Multiple cases of animal cruelty reported in the Tampa area

Multiple reports of animal cruelty have been reported in the Tampa Bay area this week.

Law enforcement officials have held a strong stance on prosecuting suspects in animal cruelty cases to the fullest extent of the law.

The Hillsborough County Animal Services Director also emphasizes how seriously these crimes should be taken.

"That animal is just as helpless as that small child. It can’t get help," Hillsborough County Animal Control Division Director Roger Mills said.

From cases where animals were tied up, starved, and beaten, Mills says they’ve handled 1,300 cases of neglect this year.

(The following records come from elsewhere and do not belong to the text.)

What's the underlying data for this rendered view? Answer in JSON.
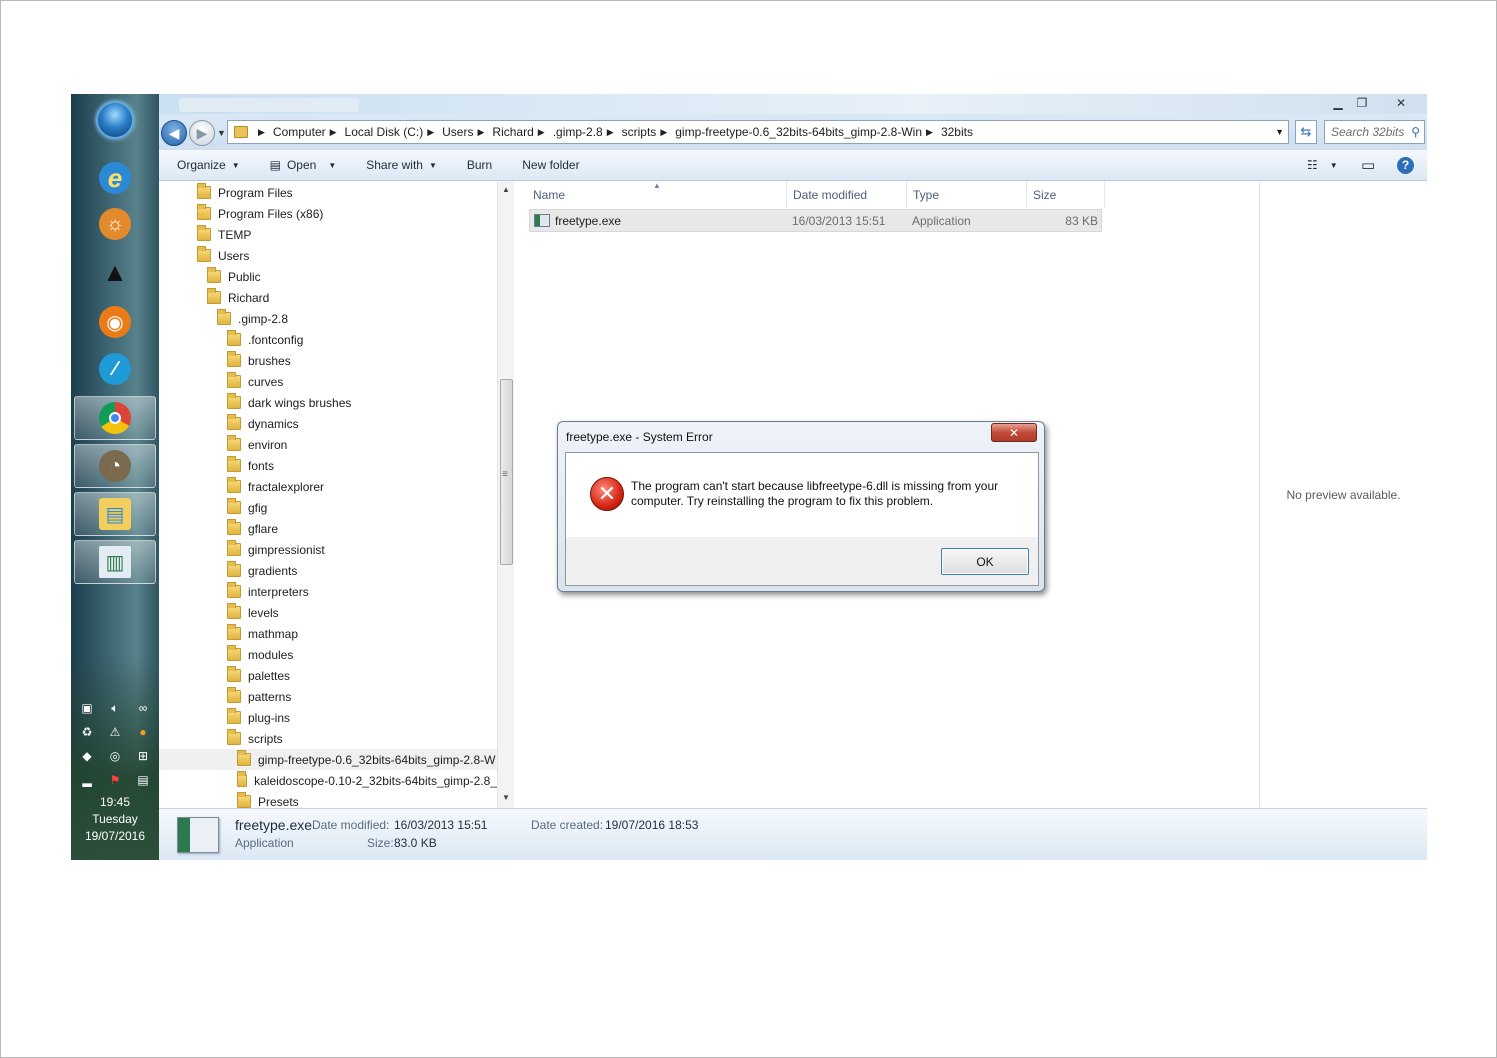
{
  "taskbar": {
    "apps": [
      {
        "name": "internet-explorer",
        "glyph": "e"
      },
      {
        "name": "paint",
        "glyph": "☼"
      },
      {
        "name": "inkscape",
        "glyph": "▲"
      },
      {
        "name": "blender",
        "glyph": "◉"
      },
      {
        "name": "app",
        "glyph": "∕"
      },
      {
        "name": "chrome",
        "glyph": ""
      },
      {
        "name": "gimp",
        "glyph": "◔"
      },
      {
        "name": "explorer",
        "glyph": "▤"
      },
      {
        "name": "freetype-app",
        "glyph": "▥"
      }
    ],
    "clock": {
      "time": "19:45",
      "day": "Tuesday",
      "date": "19/07/2016"
    }
  },
  "window": {
    "address": {
      "crumbs": [
        "Computer",
        "Local Disk (C:)",
        "Users",
        "Richard",
        ".gimp-2.8",
        "scripts",
        "gimp-freetype-0.6_32bits-64bits_gimp-2.8-Win",
        "32bits"
      ]
    },
    "search": {
      "placeholder": "Search 32bits"
    },
    "toolbar": {
      "organize": "Organize",
      "open": "Open",
      "share": "Share with",
      "burn": "Burn",
      "new_folder": "New folder"
    },
    "tree": [
      {
        "label": "Program Files",
        "indent": 0
      },
      {
        "label": "Program Files (x86)",
        "indent": 0
      },
      {
        "label": "TEMP",
        "indent": 0
      },
      {
        "label": "Users",
        "indent": 0
      },
      {
        "label": "Public",
        "indent": 1
      },
      {
        "label": "Richard",
        "indent": 1
      },
      {
        "label": ".gimp-2.8",
        "indent": 2
      },
      {
        "label": ".fontconfig",
        "indent": 3
      },
      {
        "label": "brushes",
        "indent": 3
      },
      {
        "label": "curves",
        "indent": 3
      },
      {
        "label": "dark wings brushes",
        "indent": 3
      },
      {
        "label": "dynamics",
        "indent": 3
      },
      {
        "label": "environ",
        "indent": 3
      },
      {
        "label": "fonts",
        "indent": 3
      },
      {
        "label": "fractalexplorer",
        "indent": 3
      },
      {
        "label": "gfig",
        "indent": 3
      },
      {
        "label": "gflare",
        "indent": 3
      },
      {
        "label": "gimpressionist",
        "indent": 3
      },
      {
        "label": "gradients",
        "indent": 3
      },
      {
        "label": "interpreters",
        "indent": 3
      },
      {
        "label": "levels",
        "indent": 3
      },
      {
        "label": "mathmap",
        "indent": 3
      },
      {
        "label": "modules",
        "indent": 3
      },
      {
        "label": "palettes",
        "indent": 3
      },
      {
        "label": "patterns",
        "indent": 3
      },
      {
        "label": "plug-ins",
        "indent": 3
      },
      {
        "label": "scripts",
        "indent": 3
      },
      {
        "label": "gimp-freetype-0.6_32bits-64bits_gimp-2.8-W",
        "indent": 4,
        "selected": true
      },
      {
        "label": "kaleidoscope-0.10-2_32bits-64bits_gimp-2.8_",
        "indent": 4
      },
      {
        "label": "Presets",
        "indent": 4
      }
    ],
    "columns": {
      "name": "Name",
      "date": "Date modified",
      "type": "Type",
      "size": "Size"
    },
    "files": [
      {
        "name": "freetype.exe",
        "date": "16/03/2013 15:51",
        "type": "Application",
        "size": "83 KB"
      }
    ],
    "preview": {
      "text": "No preview available."
    },
    "details": {
      "filename": "freetype.exe",
      "kind": "Application",
      "date_modified_label": "Date modified:",
      "date_modified": "16/03/2013 15:51",
      "size_label": "Size:",
      "size": "83.0 KB",
      "date_created_label": "Date created:",
      "date_created": "19/07/2016 18:53"
    }
  },
  "dialog": {
    "title": "freetype.exe - System Error",
    "message": "The program can't start because libfreetype-6.dll is missing from your computer. Try reinstalling the program to fix this problem.",
    "ok": "OK",
    "close_glyph": "✕"
  },
  "colors": {
    "error": "#d62514",
    "accent": "#3c7fb1",
    "taskbar": "#3f6774"
  }
}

"How could they do this stuff knowing that that animal is dependent upon you to survive," he said.

Earlier this week, the Hillsborough County Sheriff’s Office arrested and charged a woman with animal cruelty after releasing a graphic video that shows her hitting a dog with a rubber mallet. Investigators say the alleged abuse went on for months.

READ: Hillsborough woman captured on surveillance video attacking dog with rubber mallet, deputies say

In Citrus County this week, deputies say they found 42 dogs and cats living in inhumane conditions. Deputies say there were even some dead animals found on the property.

The conditions that some animals were living in

The Citrus County Sheriff’s Office says a woman was charged with 39 counts of animal cruelty.

"I do see a correlation to the child abuse and animal abuse," Mills said. "I do see a correlation with it."

Mills says animal abuse and crimes against children are interconnected.

He says laws allow them to petition a court to file for enjoinment, to keep a person from owning or being around animals. He says they also often see repeat offenders caught committing some of the same abuse they were charged for previously.

MORE: Citrus County deputies: 42 animals rescued from woman's property; bodies of cats found in freezer

"Something with that severity, not only do they need to be forced to take some kind of counseling, but they need to serve some time," Mills said. "They need to serve some time.

Mills says suspects in these cases need to face harsh penalties and rehabilitation.

"We do not and will not ever tolerate something like that," he said. "No way. They’re going to be prosecuted to the fullest extent of the law."

This week, the State Attorney acknowledged the animal cruelty case out of Hillsborough County, pushing to keep animals out of the hands of people who are charged with these types of crimes.